This article is also available at The Student Appeal.
Since its founding in 2004, the San Francisco-based company, Yelp, has flourished internationally – boasting a monthly average of 86 million visitors in 2012’s fourth quarter. Self-described as “the best way to find great local businesses,” Yelp’s success is driven by its user-generated reviews, which topped 36 million in 2012. Through the website and mobile app, Yelpers can find word-of-mouth reviews on everything from restaurants to dentists, mechanics to lawyers.
In other words, Yelp is a big deal.
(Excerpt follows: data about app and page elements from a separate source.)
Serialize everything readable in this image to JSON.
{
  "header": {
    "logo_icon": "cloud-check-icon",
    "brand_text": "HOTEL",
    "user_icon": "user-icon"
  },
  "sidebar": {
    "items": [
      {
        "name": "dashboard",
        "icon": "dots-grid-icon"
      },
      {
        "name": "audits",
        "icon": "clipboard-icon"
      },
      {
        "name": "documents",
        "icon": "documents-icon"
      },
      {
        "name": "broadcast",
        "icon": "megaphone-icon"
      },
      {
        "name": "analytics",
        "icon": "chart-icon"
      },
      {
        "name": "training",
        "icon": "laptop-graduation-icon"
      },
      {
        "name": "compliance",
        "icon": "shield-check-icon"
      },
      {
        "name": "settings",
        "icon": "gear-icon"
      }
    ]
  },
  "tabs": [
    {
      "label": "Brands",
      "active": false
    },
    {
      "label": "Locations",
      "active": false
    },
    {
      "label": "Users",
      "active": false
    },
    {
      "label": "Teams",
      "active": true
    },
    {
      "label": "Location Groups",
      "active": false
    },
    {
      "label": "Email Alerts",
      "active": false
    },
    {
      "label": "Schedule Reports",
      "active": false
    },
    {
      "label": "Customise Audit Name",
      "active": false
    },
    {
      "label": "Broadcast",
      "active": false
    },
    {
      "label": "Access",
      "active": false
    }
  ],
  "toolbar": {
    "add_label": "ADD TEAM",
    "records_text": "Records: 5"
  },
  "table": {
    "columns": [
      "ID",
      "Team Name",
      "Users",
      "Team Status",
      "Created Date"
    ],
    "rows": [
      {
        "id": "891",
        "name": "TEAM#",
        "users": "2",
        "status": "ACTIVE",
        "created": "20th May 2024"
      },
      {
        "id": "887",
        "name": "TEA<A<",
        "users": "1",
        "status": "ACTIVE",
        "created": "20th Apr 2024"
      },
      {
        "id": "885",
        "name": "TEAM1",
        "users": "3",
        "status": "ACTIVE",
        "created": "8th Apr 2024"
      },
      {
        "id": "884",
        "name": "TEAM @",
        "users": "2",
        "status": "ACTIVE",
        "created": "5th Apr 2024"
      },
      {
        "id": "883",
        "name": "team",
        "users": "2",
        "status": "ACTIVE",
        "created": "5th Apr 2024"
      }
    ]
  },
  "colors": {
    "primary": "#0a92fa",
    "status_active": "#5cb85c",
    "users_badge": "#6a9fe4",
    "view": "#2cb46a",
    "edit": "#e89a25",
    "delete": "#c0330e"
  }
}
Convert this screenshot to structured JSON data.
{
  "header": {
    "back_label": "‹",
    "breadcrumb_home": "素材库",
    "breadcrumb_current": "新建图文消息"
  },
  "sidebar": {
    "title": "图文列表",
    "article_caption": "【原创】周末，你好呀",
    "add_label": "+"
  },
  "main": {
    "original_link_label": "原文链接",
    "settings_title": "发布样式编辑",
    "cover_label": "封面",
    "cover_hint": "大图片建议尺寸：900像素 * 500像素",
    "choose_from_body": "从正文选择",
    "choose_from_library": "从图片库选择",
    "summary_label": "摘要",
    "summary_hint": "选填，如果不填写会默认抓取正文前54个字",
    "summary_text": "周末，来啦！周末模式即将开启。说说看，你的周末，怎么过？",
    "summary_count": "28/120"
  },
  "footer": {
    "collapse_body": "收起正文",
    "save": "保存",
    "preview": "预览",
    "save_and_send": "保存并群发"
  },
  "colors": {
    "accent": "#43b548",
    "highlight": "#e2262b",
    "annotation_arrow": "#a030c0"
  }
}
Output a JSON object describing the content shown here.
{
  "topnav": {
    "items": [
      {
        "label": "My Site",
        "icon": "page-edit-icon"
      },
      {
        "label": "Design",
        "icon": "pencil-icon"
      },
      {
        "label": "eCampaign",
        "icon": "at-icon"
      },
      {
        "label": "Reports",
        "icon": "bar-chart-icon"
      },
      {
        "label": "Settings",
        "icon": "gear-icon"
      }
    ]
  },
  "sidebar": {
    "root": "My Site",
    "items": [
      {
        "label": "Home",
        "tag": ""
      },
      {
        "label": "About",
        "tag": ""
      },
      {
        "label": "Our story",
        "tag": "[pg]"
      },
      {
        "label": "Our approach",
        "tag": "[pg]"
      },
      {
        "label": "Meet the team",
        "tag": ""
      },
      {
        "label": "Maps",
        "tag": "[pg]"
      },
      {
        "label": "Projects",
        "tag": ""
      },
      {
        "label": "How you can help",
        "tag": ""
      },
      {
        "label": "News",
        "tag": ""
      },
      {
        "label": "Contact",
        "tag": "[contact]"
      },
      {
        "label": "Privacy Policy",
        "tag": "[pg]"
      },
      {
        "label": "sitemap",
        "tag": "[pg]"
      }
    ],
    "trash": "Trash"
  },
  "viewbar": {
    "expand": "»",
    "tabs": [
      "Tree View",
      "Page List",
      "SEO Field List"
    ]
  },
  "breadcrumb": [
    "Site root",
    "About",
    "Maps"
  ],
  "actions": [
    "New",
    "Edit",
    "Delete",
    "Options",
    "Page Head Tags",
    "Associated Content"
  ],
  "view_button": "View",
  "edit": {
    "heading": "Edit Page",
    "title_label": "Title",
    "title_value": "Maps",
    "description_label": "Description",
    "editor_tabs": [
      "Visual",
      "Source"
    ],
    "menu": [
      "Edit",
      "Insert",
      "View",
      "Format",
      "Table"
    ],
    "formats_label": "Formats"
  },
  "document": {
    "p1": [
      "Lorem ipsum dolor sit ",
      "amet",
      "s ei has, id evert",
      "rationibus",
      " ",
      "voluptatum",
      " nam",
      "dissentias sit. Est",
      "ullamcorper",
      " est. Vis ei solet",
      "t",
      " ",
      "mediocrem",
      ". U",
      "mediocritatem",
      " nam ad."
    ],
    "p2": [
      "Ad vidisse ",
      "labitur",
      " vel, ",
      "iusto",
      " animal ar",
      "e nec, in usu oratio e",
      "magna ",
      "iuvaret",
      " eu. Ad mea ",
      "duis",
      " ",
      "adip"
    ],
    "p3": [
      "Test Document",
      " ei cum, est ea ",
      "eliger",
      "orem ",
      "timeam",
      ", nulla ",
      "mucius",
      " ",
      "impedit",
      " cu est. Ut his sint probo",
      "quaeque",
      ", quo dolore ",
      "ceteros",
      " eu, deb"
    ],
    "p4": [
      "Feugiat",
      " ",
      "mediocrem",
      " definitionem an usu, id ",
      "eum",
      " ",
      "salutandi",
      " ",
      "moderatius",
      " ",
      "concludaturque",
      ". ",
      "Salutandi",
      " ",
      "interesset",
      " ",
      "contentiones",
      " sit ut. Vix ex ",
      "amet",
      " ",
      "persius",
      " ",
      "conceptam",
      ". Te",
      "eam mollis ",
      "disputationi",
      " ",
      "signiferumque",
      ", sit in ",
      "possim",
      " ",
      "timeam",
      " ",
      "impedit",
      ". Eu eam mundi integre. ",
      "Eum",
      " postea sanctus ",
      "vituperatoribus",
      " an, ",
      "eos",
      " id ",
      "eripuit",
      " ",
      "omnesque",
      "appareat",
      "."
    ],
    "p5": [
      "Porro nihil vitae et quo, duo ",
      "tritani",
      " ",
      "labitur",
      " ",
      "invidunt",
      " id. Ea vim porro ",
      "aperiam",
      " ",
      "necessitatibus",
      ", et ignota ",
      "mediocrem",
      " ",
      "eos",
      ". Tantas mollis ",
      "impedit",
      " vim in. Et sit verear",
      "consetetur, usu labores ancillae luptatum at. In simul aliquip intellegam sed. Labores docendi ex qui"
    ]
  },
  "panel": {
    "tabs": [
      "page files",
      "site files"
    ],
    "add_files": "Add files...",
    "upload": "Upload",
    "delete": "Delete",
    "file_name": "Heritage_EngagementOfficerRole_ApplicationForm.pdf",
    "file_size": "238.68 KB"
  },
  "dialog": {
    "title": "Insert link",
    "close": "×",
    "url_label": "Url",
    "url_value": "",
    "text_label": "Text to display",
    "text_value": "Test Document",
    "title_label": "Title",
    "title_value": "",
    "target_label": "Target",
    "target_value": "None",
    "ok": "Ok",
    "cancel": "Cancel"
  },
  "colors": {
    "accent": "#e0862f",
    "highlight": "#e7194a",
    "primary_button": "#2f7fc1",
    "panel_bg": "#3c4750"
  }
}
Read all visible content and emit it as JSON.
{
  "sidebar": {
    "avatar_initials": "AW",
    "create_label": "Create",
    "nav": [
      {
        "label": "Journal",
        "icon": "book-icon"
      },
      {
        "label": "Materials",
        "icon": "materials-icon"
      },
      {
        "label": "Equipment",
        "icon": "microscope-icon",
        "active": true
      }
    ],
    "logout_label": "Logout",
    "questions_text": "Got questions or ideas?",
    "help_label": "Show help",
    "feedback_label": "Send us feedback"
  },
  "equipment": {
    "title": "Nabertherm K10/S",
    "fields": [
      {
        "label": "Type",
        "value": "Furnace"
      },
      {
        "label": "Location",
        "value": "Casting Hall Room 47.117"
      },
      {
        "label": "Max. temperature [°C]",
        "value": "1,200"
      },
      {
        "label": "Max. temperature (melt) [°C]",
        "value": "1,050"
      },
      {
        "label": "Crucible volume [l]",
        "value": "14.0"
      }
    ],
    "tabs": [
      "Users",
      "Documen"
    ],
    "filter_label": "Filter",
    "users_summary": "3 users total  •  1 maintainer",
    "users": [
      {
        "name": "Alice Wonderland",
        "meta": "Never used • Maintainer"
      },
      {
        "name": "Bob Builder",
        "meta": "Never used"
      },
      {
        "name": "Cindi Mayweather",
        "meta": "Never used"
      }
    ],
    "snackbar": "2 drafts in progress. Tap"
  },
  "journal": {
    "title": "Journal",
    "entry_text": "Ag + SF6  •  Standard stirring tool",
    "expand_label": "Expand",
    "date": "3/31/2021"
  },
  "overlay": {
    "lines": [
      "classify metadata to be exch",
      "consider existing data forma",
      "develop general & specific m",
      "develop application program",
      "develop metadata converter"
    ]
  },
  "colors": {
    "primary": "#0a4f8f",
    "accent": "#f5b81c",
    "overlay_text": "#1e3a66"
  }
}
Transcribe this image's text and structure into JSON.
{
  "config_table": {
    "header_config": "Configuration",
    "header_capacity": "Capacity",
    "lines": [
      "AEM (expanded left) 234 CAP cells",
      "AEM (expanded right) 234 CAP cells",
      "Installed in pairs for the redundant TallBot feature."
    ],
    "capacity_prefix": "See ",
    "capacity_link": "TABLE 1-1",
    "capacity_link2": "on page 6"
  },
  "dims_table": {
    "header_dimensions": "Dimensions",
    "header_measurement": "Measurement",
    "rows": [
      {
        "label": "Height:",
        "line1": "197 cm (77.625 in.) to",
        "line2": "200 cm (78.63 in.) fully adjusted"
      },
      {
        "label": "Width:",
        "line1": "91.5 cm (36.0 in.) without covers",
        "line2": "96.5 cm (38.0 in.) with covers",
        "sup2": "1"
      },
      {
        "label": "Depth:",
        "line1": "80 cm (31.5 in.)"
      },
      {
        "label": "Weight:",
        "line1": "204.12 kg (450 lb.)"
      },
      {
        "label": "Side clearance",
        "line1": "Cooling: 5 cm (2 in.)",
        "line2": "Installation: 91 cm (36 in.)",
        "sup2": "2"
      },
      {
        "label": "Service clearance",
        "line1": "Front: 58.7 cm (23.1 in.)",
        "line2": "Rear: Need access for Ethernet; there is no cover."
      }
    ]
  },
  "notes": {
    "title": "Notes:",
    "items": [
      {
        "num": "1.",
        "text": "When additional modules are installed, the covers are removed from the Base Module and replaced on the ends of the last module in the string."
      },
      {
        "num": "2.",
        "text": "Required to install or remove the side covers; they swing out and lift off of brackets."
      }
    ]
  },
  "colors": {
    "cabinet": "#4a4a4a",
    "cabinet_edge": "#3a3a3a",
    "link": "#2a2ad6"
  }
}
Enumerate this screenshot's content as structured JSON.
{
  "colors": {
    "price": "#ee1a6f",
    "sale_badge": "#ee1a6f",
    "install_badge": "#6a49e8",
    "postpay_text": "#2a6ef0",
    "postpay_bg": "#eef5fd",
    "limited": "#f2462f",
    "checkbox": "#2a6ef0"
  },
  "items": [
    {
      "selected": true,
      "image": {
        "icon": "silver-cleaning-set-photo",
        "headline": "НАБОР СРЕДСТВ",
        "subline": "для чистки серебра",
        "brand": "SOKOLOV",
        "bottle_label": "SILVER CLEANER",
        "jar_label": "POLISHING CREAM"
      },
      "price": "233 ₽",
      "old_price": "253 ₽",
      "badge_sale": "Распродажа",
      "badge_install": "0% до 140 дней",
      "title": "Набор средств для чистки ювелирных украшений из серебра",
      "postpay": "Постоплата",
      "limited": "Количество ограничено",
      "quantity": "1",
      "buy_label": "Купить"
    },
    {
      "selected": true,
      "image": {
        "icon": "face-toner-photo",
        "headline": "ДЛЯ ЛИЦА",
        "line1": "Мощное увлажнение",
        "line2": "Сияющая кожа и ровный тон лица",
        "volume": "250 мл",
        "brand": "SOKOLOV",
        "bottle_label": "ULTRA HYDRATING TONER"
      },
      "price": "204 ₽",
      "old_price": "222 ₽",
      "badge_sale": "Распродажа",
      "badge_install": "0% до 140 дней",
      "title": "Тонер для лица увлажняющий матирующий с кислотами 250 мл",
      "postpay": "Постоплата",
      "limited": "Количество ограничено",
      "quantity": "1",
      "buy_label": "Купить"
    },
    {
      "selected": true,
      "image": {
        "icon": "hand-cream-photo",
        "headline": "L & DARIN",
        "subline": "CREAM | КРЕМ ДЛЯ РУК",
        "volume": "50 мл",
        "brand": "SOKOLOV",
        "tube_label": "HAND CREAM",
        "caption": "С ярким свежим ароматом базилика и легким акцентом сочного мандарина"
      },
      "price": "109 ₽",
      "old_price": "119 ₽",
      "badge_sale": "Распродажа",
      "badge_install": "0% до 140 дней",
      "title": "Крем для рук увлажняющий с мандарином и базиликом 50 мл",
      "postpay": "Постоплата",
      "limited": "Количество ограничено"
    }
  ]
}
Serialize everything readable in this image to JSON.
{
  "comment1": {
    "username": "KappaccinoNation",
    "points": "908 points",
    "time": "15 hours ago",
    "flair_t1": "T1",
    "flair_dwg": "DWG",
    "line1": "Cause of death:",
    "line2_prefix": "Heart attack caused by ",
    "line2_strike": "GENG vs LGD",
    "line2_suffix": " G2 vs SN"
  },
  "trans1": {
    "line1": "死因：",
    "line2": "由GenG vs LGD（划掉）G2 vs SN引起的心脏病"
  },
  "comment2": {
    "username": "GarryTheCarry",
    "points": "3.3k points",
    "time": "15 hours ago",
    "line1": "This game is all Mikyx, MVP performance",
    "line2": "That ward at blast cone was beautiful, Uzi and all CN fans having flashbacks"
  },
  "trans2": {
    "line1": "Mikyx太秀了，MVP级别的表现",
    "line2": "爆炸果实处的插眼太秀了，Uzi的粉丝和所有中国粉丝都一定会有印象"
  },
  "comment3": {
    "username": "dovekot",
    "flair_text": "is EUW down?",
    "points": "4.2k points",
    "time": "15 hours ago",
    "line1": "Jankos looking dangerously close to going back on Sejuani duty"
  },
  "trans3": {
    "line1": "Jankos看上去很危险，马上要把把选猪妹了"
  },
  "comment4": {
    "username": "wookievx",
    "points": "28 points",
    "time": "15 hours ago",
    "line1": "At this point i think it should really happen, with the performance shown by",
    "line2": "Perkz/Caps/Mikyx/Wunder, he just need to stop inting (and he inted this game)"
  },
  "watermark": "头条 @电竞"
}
There are, however, unique problems associated with user-generated content sites and businesses. One form of this problem, which has notoriously plagued sites like Amazon and Yelp, is the “fake review.” Fake reviews hurt the integrity of a site and the user-experience by forcing the user to determine which reviews are real or fake. So Yelp is fighting back.
On August 20, 2013, Yelp filed a complaint against a California law firm, The McMillan Group in a San Francisco court claiming breach of contract, intentional interference of contractual relations, and two violations of CA’s business code. The thrust of these claims stem from the McMillan Group’s alleged planting of fake Yelp reviews in praise of the firm. For instance:
“The entire firm staff was very helpful. I never felt uncomfortable asking questions throughout the process, and the staff was very informative. I was kept in the loop throughout my filing. I certainly recommend McMillan Law Group for a quick, efficient and pain-free bankruptcy experience. I am now back on my feet again financially thanks to the firm.”
According to Yelp, McMillan attorneys and staff, virtually “disguised” as clients, wrote several, fake, five star reviews like the one above. Unfortunately for the McMillan Group, Yelp has sophisticated systems in place to weed out fake reviews, even in cases where the fake reviewers are not so sophisticated themselves. For example, the complaint states that the alleged fake reviewer used the same email account or IP address for multiple reviews (read: amateur hour).
In any event, this will be an interesting case to keep an eye on. The legal issues, which are a unique product of our rapidly developing internet/mobile-based society, will certainly provide important considerations for both businesses and users of sites like Yelp. But the trouble shouldn’t stop there. For lawyers and law students alike, the facts of this case should also raise another red flag . . . the ethical kind.
It only takes a few Professional Responsibility classes to realize that what this law firm is accused of doing is probably against the Model Rules of Professional Conduct. For instance, if an attorney for the firm wrote these reviews, it clearly seems to fall within Rule 7.1:
“A lawyer shall not make a false or misleading communication about the lawyer or the lawyer’s services. A communication is false or misleading if it contains a material misrepresentation of fact or law, or omits a fact necessary to make the statement considered as a whole not materially misleading.”
I’d say that disguising yourself as a “fake client” and writing glowing reviews qualifies as a misleading communication. But say an attorney from the firm didn’t write the fake review. Say it was the summer associate/social media intern. Would a fake review violate 7.1? Perhaps not, but it may violate Rule 5.3, which requires that attorneys supervising take reasonable efforts to make sure non-lawyers’ conduct within the firm complies with a lawyer’s ethical obligations. This goes for administrative personnel, paralegals, etc.
Regardless of which rule is violated, under a plain reading of the Rules, it seems clear that a law firm posting fake reviews on Yelp or any other user-generated content site flies in the face of an attorney’s ethical obligations. It will be interesting to see how Bar Associations handle problems like this in the coming years, as they will surely become (if they are not already) a serious problem facing lawyers, and more importantly clients.
So, if you are a lawyer and your extracurricular activities include trolling sites like Amazon or Yelp, make sure you avoid writing fake reviews for your firm. You could not only end up facing a law suit, but you may wind up losing your bar card.